__SOURCE DATA__
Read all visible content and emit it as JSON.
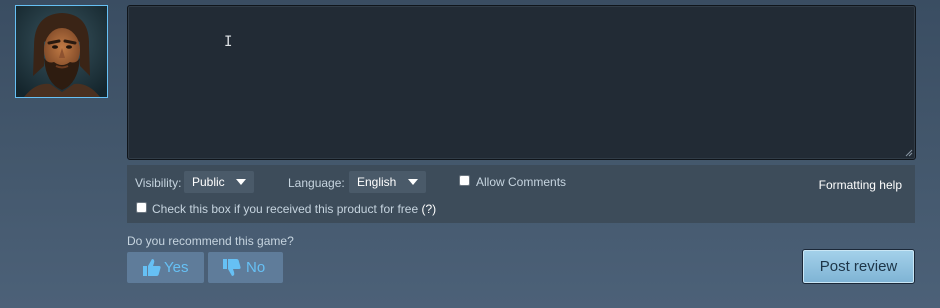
{
  "review": {
    "text_value": ""
  },
  "options": {
    "visibility_label": "Visibility:",
    "visibility_value": "Public",
    "language_label": "Language:",
    "language_value": "English",
    "allow_comments_label": "Allow Comments",
    "allow_comments_checked": false,
    "free_product_label": "Check this box if you received this product for free",
    "free_product_help": "(?)",
    "free_product_checked": false,
    "formatting_help": "Formatting help"
  },
  "recommend": {
    "question": "Do you recommend this game?",
    "yes_label": "Yes",
    "no_label": "No",
    "yes_icon": "thumbs-up-icon",
    "no_icon": "thumbs-down-icon"
  },
  "post_button": "Post review",
  "colors": {
    "accent": "#66c0f4",
    "vote_button_bg": "#5f7c9a",
    "post_button_bg": "#8fc3e2",
    "textarea_bg": "#222b35",
    "options_bar_bg": "#3d4c5a"
  }
}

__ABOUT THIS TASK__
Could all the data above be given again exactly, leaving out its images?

__SOLUTION TO THIS PROBLEM__
Read all visible content and emit it as JSON.
{
  "review": {
    "text_value": ""
  },
  "options": {
    "visibility_label": "Visibility:",
    "visibility_value": "Public",
    "language_label": "Language:",
    "language_value": "English",
    "allow_comments_label": "Allow Comments",
    "allow_comments_checked": false,
    "free_product_label": "Check this box if you received this product for free",
    "free_product_help": "(?)",
    "free_product_checked": false,
    "formatting_help": "Formatting help"
  },
  "recommend": {
    "question": "Do you recommend this game?",
    "yes_label": "Yes",
    "no_label": "No",
    "yes_icon": "thumbs-up-icon",
    "no_icon": "thumbs-down-icon"
  },
  "post_button": "Post review",
  "colors": {
    "accent": "#66c0f4",
    "vote_button_bg": "#5f7c9a",
    "post_button_bg": "#8fc3e2",
    "textarea_bg": "#222b35",
    "options_bar_bg": "#3d4c5a"
  }
}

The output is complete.